▶ _Dataset records_:
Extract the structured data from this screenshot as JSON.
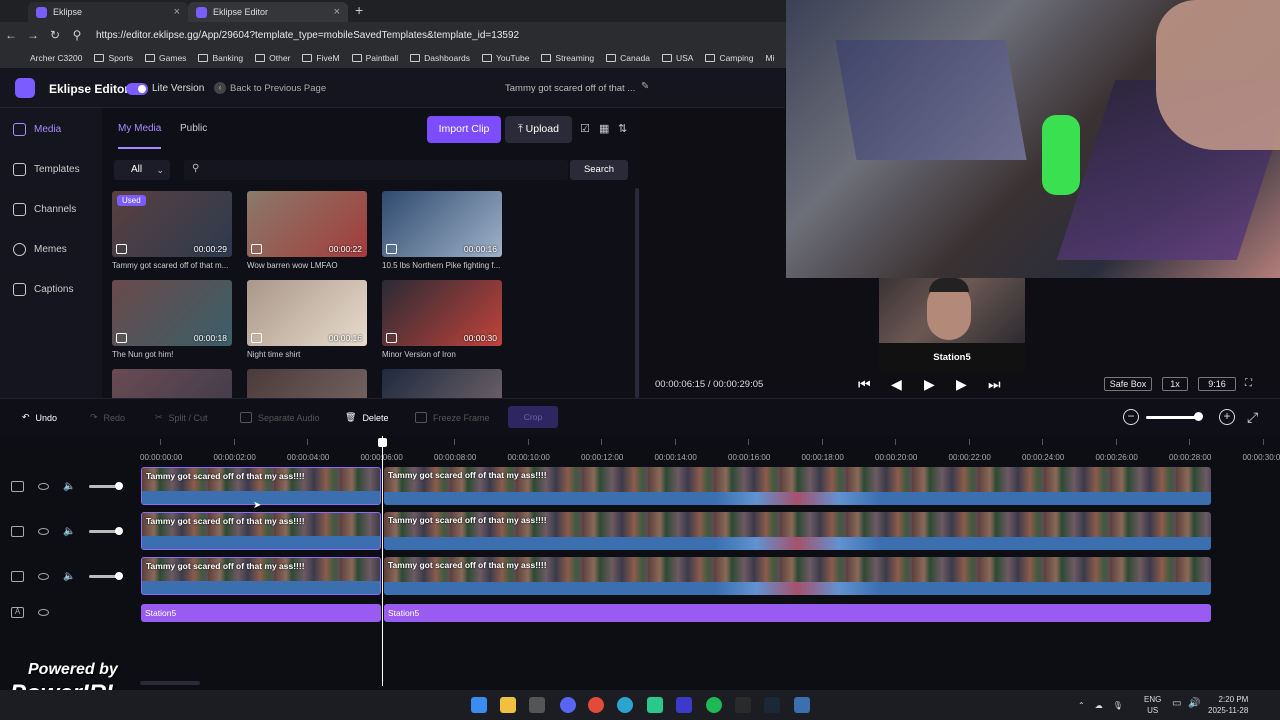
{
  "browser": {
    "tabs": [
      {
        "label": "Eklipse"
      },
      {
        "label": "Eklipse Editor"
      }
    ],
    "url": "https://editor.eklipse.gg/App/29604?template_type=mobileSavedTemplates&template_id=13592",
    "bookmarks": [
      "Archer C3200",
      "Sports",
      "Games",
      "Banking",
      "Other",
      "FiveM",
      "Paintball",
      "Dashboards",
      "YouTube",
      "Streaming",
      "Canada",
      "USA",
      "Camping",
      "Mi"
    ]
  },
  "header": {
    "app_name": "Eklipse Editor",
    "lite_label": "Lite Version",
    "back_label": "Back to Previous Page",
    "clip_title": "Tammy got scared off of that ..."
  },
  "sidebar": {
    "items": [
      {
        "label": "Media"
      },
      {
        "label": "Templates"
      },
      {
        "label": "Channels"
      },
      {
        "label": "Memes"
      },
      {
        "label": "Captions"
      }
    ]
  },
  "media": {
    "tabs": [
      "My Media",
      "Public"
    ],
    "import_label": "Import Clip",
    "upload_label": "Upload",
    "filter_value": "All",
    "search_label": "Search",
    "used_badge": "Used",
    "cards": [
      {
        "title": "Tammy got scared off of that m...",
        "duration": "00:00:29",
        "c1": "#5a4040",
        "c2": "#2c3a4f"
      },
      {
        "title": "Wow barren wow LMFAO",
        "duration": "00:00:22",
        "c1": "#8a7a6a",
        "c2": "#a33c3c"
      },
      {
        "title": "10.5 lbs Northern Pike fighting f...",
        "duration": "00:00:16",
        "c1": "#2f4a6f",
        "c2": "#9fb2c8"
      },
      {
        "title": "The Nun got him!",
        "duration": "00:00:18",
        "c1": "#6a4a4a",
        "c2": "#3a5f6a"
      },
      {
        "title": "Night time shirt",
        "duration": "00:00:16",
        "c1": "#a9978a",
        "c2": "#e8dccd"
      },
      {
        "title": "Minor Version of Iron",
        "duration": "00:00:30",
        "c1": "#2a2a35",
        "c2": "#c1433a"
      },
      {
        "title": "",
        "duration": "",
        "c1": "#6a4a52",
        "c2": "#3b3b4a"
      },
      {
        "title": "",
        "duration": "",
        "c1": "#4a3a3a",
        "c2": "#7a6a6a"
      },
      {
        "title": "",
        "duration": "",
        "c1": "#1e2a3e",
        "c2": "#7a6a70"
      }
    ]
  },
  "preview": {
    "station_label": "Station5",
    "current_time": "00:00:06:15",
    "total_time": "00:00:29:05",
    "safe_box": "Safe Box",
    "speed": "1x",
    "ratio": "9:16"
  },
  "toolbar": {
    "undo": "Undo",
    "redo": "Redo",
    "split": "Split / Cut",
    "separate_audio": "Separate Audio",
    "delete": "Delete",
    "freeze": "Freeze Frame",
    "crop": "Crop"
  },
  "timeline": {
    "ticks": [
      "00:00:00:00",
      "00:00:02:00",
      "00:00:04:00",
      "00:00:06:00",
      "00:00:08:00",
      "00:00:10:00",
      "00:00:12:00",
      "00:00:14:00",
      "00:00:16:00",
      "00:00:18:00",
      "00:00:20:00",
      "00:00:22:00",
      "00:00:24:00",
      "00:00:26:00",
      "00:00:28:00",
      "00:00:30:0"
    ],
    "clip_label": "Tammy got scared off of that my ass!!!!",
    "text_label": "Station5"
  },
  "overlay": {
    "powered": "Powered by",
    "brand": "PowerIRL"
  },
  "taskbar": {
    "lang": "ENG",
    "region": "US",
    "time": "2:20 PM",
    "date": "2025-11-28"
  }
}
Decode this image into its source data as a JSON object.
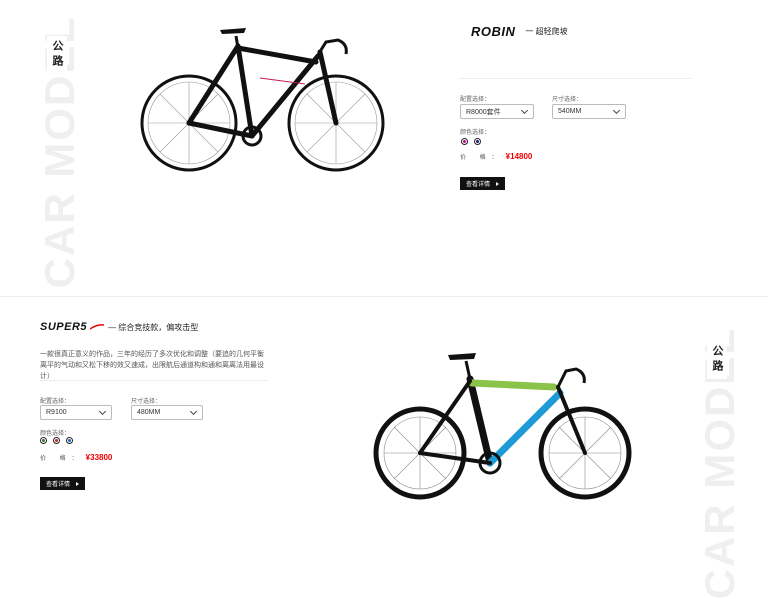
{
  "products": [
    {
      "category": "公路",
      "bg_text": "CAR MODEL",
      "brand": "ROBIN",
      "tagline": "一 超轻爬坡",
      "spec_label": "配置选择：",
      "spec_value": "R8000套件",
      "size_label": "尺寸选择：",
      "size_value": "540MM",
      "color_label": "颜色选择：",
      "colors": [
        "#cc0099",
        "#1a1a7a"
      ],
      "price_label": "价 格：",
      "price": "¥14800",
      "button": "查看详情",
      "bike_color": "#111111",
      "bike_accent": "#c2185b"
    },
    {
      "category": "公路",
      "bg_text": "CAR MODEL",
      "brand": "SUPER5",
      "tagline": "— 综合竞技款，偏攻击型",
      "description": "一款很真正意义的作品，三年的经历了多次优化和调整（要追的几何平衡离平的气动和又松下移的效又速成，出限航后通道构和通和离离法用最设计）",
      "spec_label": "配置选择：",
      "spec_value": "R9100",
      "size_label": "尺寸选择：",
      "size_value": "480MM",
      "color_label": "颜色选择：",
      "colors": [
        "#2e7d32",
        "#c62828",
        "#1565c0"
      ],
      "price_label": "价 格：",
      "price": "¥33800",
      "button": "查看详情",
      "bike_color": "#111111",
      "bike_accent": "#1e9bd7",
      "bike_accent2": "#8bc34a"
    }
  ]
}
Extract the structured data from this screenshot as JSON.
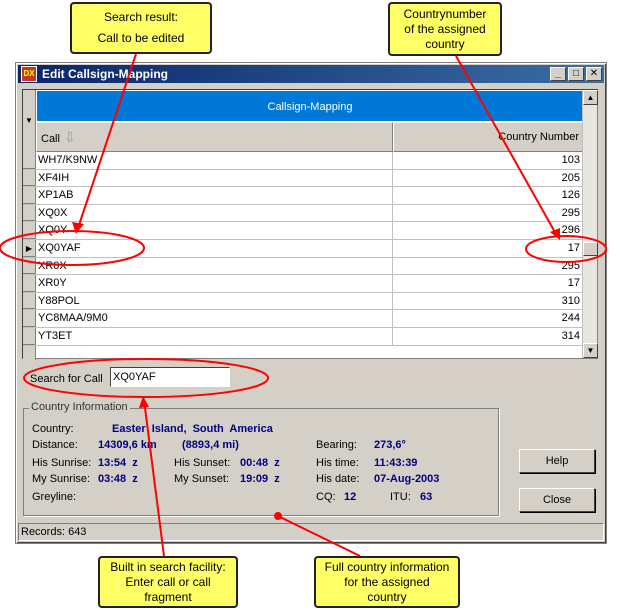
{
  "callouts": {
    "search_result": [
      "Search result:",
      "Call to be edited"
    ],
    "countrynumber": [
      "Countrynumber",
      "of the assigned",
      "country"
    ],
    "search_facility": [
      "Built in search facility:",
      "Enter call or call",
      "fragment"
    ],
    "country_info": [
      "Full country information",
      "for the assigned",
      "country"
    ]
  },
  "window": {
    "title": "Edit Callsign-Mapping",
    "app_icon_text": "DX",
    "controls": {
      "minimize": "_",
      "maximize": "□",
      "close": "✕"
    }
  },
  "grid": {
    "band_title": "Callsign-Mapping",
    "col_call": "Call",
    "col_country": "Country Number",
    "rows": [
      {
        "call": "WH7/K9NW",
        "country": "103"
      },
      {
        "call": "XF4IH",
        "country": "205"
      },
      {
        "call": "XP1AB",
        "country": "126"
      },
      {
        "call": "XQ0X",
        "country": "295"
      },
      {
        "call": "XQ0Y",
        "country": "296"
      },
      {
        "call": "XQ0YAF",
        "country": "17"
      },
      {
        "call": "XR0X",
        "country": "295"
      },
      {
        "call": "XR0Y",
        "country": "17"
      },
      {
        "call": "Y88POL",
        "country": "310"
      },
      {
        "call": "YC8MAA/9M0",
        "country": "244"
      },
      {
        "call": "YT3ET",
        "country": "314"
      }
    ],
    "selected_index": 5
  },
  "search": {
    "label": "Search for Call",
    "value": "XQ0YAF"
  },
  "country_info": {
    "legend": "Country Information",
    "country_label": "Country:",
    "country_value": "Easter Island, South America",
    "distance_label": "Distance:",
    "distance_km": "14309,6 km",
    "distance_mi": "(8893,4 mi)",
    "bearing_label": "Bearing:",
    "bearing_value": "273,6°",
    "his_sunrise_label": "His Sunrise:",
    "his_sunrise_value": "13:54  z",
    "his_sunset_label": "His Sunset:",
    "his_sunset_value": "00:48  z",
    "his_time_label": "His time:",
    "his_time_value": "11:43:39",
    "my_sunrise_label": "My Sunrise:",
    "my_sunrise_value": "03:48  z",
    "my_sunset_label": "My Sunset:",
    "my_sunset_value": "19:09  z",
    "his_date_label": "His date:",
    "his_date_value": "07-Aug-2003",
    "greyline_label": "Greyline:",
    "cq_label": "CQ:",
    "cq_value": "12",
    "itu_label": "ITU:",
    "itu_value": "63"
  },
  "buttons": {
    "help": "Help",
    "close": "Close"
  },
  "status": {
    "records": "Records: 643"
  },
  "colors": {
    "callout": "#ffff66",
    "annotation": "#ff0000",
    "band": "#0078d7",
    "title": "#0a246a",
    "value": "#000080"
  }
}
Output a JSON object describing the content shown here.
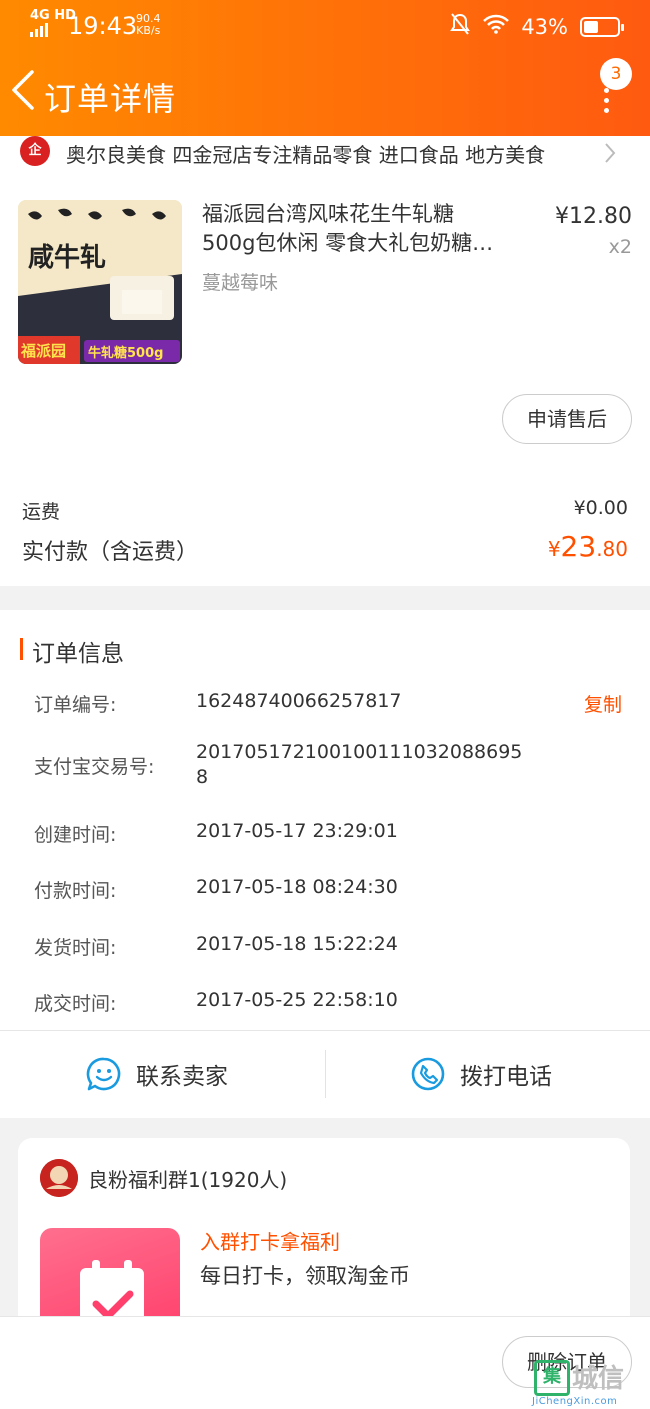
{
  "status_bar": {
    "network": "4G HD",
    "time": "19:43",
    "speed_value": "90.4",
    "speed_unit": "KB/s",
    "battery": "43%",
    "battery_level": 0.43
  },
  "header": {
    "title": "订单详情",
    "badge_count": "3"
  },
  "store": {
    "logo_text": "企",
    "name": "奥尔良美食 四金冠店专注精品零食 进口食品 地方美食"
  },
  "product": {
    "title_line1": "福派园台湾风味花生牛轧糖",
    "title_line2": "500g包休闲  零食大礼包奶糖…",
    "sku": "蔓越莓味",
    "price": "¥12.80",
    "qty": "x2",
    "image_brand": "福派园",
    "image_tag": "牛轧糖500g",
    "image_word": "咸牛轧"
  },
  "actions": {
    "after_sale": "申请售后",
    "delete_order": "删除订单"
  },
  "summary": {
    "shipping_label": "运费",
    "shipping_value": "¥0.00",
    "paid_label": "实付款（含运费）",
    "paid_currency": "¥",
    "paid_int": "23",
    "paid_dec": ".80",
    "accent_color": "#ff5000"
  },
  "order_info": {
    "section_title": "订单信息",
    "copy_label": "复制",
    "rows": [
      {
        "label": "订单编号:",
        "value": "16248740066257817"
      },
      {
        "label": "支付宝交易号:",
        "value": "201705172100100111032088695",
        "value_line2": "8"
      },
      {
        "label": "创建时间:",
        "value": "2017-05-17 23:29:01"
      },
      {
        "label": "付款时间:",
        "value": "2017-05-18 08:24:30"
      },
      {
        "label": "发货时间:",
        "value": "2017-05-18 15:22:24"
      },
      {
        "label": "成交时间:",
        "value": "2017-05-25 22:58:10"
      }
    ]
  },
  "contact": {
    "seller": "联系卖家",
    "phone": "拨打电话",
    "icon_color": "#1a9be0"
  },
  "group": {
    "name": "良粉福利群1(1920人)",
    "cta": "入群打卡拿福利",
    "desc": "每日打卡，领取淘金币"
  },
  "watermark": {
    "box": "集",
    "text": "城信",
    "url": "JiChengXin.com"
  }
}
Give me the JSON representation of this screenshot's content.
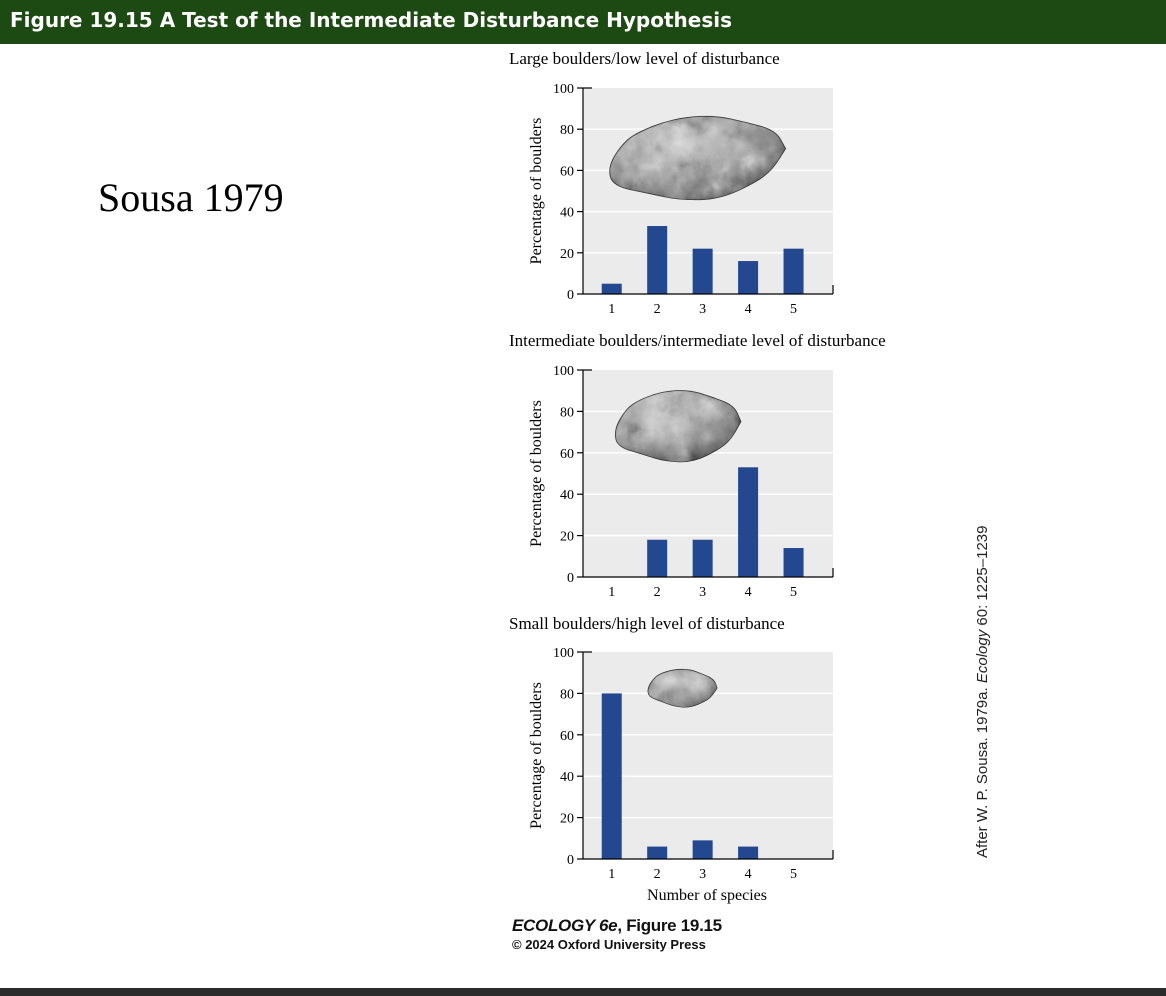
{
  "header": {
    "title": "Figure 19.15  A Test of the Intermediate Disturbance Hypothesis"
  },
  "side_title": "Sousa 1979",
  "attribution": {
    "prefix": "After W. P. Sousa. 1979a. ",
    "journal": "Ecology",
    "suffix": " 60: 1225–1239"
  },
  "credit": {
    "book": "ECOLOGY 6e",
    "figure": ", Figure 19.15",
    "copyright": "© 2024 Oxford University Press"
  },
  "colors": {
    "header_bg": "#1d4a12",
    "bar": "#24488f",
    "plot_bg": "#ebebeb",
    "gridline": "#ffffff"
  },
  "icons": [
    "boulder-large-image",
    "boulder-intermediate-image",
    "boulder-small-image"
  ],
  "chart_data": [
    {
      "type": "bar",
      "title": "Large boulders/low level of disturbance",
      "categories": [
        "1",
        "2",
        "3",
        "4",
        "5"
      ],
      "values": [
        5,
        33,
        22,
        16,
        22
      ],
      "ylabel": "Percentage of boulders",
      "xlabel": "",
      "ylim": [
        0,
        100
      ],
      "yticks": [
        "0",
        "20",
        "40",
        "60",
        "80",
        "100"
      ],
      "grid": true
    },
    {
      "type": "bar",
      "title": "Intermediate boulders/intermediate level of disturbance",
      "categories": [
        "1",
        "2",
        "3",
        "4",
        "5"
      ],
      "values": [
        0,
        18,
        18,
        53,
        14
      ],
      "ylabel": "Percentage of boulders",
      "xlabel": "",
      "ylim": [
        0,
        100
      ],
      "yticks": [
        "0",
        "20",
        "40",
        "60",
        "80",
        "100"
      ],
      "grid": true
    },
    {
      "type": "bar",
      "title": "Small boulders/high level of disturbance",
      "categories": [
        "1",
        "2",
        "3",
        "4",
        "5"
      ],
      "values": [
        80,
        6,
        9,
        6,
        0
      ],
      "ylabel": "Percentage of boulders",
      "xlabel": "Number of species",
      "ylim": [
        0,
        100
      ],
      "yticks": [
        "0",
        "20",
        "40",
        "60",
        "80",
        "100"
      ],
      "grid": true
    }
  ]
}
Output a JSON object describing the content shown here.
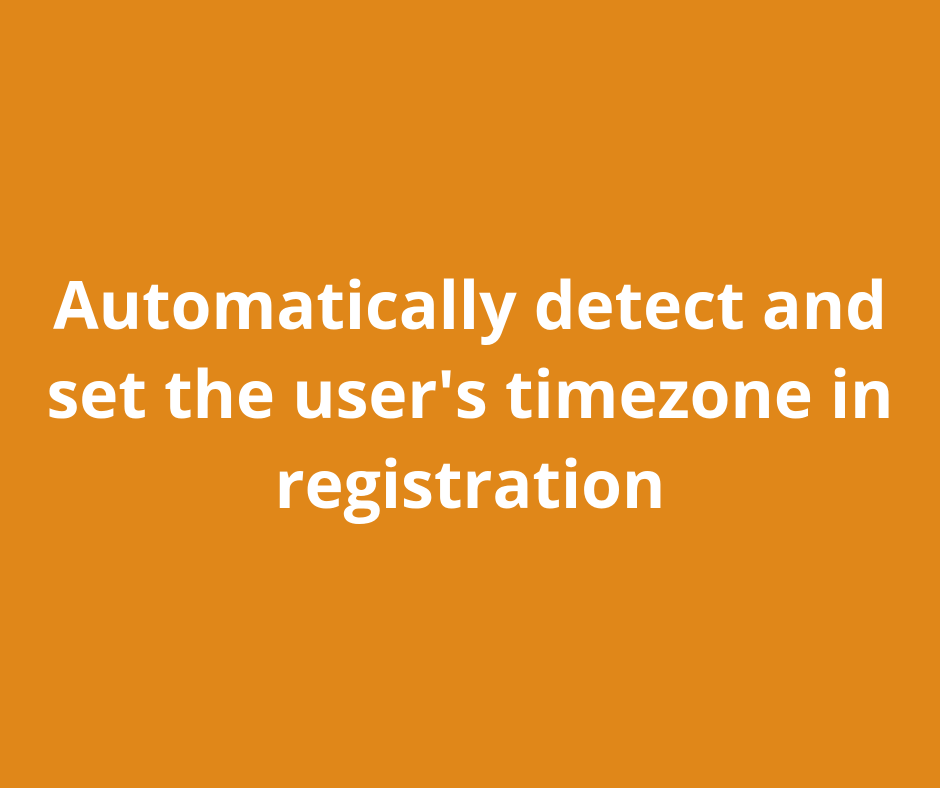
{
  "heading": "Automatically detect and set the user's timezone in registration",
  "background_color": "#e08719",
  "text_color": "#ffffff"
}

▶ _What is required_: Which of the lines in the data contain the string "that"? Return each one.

▶ _Response box_:
    "clip_title": "Tammy got scared off of that ..."
        "title": "Tammy got scared off of that m...",
    "clip_label": "Tammy got scared off of that my ass!!!!",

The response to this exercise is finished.